Show all lines below holding the string "screenshot".

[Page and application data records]
──────────────────────────────
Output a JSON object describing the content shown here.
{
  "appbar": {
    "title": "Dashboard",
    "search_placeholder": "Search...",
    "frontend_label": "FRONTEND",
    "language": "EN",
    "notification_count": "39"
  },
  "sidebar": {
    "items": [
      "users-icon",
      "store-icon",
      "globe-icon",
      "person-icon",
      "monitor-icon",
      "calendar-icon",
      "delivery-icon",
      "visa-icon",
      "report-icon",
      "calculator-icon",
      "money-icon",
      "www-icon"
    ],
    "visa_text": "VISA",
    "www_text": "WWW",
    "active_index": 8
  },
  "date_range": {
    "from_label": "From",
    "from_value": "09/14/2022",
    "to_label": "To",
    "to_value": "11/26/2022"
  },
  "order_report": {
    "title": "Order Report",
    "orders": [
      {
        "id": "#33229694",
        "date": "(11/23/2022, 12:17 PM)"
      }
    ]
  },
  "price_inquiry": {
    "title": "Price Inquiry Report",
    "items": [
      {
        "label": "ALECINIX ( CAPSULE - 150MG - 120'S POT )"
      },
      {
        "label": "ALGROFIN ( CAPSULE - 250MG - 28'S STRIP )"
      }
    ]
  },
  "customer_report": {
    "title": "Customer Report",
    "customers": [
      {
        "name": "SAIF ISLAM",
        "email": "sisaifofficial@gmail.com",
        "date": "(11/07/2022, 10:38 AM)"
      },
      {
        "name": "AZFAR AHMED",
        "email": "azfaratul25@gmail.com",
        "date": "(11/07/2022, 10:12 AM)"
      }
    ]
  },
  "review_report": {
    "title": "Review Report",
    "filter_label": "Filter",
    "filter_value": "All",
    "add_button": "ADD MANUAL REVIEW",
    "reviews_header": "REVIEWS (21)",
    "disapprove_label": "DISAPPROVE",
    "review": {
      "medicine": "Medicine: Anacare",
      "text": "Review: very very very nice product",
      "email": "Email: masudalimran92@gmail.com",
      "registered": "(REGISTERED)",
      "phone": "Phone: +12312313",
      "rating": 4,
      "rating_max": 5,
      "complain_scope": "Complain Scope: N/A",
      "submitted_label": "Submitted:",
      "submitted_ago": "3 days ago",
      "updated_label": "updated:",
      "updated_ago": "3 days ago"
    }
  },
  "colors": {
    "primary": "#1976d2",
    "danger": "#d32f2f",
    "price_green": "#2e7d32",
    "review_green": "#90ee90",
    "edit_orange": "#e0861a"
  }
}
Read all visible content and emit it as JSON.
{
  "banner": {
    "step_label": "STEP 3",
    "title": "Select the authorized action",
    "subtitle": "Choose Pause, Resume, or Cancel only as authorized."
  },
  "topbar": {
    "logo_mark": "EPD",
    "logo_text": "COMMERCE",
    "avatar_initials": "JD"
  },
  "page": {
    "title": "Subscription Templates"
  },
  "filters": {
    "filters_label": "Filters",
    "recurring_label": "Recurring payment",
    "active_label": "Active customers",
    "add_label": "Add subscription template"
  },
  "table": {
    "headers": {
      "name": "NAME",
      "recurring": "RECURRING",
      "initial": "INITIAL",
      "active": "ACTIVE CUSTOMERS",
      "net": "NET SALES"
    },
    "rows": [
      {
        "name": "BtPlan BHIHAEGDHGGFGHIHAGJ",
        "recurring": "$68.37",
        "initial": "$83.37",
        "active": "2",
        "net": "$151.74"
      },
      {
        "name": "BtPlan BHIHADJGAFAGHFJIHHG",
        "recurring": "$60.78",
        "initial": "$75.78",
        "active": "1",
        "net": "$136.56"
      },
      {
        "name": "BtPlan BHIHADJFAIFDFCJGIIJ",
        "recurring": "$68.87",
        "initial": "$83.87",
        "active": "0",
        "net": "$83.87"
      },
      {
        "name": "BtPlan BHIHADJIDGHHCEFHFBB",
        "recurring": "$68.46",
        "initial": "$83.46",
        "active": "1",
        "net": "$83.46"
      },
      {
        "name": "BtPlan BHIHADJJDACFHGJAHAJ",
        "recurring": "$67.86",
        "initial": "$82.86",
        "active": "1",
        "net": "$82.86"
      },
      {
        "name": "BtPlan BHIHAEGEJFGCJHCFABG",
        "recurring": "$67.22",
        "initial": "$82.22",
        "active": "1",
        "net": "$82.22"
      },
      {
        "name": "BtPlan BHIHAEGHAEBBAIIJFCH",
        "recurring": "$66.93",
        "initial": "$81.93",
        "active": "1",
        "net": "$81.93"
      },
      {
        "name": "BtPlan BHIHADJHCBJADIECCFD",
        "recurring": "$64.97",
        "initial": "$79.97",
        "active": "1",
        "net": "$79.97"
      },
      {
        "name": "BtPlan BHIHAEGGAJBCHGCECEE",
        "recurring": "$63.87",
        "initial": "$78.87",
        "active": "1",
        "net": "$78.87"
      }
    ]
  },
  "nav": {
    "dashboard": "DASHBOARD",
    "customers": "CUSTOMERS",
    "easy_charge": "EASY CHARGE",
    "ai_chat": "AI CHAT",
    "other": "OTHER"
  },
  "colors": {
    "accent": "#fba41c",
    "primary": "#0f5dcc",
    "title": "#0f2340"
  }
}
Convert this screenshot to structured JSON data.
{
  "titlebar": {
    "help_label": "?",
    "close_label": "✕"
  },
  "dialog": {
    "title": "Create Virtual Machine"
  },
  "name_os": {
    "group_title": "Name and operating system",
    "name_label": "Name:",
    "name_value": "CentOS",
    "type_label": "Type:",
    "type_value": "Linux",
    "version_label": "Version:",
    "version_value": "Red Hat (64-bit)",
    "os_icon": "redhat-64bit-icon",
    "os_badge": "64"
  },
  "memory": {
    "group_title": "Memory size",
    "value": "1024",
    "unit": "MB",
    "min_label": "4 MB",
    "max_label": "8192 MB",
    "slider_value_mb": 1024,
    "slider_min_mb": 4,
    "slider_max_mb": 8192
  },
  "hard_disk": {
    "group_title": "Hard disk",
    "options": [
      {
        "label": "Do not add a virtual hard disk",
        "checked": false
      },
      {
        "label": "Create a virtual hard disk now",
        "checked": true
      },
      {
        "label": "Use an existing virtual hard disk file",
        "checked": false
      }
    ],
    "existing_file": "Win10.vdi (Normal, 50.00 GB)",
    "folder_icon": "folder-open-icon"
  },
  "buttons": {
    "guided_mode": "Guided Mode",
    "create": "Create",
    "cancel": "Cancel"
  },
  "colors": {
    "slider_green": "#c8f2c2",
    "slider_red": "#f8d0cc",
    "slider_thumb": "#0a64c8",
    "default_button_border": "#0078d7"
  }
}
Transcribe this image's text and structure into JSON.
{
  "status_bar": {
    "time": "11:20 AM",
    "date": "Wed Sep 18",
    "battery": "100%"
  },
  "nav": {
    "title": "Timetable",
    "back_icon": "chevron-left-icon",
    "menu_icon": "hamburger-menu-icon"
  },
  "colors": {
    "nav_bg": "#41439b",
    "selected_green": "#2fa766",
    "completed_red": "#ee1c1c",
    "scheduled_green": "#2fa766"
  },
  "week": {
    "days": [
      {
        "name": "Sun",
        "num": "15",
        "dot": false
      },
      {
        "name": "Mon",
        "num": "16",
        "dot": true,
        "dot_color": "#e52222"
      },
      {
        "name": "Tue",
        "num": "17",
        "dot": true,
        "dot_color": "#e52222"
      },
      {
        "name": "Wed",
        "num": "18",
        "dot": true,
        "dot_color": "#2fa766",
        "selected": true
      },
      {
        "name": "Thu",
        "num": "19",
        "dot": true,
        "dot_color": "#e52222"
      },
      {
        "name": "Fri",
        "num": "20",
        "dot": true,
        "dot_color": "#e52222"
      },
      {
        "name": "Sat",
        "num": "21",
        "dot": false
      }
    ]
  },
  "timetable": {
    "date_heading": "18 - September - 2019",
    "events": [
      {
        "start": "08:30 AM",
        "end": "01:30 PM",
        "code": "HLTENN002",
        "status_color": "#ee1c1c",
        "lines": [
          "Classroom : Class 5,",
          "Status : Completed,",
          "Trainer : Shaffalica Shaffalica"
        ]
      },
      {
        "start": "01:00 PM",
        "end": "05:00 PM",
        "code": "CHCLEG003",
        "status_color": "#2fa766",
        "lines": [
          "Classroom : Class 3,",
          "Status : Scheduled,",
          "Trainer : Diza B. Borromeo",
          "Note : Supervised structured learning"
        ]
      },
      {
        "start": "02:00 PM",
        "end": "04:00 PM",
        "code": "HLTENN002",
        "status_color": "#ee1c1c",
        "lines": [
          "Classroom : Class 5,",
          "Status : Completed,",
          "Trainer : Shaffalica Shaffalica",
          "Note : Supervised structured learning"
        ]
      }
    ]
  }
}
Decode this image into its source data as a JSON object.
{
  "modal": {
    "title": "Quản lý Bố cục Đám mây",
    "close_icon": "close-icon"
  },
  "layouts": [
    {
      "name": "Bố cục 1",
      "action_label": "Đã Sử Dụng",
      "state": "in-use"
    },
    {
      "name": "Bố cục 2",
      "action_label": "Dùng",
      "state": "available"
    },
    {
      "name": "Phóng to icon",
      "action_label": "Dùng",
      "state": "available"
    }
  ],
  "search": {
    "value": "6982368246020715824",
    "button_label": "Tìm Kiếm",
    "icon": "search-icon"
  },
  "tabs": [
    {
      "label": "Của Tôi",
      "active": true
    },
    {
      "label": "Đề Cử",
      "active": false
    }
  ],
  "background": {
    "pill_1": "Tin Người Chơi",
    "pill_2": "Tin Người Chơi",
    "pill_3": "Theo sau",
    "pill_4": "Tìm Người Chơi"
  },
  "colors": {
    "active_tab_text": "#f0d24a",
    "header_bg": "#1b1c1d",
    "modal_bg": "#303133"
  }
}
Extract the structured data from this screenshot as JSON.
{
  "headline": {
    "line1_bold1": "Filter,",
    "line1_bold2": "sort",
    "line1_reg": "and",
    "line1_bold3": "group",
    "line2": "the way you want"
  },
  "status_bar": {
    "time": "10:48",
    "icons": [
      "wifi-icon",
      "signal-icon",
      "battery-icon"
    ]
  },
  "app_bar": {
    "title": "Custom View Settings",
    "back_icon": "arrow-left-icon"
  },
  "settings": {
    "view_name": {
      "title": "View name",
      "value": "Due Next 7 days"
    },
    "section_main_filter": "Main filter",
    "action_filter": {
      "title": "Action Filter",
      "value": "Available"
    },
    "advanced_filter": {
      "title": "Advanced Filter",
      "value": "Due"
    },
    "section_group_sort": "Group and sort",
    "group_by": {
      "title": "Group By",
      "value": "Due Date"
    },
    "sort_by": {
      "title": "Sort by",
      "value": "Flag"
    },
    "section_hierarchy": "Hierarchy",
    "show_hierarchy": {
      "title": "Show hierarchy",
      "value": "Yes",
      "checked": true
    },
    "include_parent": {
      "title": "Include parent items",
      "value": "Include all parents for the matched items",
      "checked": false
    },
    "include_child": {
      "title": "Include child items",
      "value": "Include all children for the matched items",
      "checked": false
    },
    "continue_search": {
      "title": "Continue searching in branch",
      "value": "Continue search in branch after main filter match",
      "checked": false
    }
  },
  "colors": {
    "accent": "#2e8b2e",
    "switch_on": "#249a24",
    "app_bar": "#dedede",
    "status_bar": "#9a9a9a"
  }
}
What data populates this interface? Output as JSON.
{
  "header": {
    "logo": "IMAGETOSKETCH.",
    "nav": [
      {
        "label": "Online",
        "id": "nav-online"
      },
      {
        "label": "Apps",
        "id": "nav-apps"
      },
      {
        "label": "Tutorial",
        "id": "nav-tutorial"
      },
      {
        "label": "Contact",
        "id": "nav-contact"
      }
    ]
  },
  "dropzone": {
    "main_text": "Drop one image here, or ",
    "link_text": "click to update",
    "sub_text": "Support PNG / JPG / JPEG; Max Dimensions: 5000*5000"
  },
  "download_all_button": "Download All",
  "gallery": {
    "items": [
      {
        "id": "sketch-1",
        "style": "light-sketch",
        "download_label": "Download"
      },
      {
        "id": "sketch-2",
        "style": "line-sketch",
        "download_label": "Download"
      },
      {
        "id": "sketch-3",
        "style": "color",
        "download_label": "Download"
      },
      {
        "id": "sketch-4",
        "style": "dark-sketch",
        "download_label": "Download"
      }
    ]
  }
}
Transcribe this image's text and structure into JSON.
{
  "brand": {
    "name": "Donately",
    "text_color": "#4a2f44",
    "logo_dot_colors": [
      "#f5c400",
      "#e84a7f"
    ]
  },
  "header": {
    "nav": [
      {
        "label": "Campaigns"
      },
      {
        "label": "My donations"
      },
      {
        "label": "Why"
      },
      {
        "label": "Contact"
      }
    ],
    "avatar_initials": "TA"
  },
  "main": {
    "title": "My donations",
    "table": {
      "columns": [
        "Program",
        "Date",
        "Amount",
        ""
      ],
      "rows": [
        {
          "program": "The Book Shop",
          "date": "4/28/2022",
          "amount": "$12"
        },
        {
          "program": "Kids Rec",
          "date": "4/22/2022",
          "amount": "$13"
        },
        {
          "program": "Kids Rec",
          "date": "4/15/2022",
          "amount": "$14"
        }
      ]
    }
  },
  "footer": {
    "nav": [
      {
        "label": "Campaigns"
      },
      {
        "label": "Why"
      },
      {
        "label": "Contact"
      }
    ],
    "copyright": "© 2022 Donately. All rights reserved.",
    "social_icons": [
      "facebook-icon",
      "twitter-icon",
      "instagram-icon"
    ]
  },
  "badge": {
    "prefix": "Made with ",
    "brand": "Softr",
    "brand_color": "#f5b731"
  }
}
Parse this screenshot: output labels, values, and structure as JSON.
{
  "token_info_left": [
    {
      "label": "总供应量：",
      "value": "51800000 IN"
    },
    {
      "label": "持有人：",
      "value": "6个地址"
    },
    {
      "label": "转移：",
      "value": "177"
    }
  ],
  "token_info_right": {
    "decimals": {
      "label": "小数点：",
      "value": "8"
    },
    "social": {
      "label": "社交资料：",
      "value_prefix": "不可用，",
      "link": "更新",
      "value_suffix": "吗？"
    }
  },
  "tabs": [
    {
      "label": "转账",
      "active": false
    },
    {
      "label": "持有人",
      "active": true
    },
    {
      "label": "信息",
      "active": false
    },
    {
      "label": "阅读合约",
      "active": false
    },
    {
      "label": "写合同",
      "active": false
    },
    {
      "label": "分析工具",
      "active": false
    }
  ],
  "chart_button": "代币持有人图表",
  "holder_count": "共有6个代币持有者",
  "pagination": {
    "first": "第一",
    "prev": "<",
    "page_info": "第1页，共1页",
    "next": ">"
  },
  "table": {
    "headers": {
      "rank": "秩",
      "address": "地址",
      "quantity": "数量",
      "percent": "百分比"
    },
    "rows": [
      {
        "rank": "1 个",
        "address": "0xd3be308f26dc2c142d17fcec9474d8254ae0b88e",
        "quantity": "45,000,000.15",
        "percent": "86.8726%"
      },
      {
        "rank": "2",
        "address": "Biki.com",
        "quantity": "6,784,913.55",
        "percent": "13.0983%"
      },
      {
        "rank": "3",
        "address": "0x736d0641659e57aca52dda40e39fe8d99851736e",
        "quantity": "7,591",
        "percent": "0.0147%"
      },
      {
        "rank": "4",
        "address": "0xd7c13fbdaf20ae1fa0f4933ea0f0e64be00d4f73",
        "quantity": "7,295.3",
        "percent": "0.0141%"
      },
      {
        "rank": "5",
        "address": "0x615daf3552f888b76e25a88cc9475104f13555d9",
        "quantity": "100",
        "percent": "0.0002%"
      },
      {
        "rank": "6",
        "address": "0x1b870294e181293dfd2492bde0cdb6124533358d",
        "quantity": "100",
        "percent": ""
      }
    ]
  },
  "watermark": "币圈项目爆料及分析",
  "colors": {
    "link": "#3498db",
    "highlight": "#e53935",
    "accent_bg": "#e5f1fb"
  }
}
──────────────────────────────
= Solution for this problem =
Convert this screenshot to structured JSON data.
Extract the structured data from this screenshot as JSON.
Parse this screenshot: output labels, values, and structure as JSON.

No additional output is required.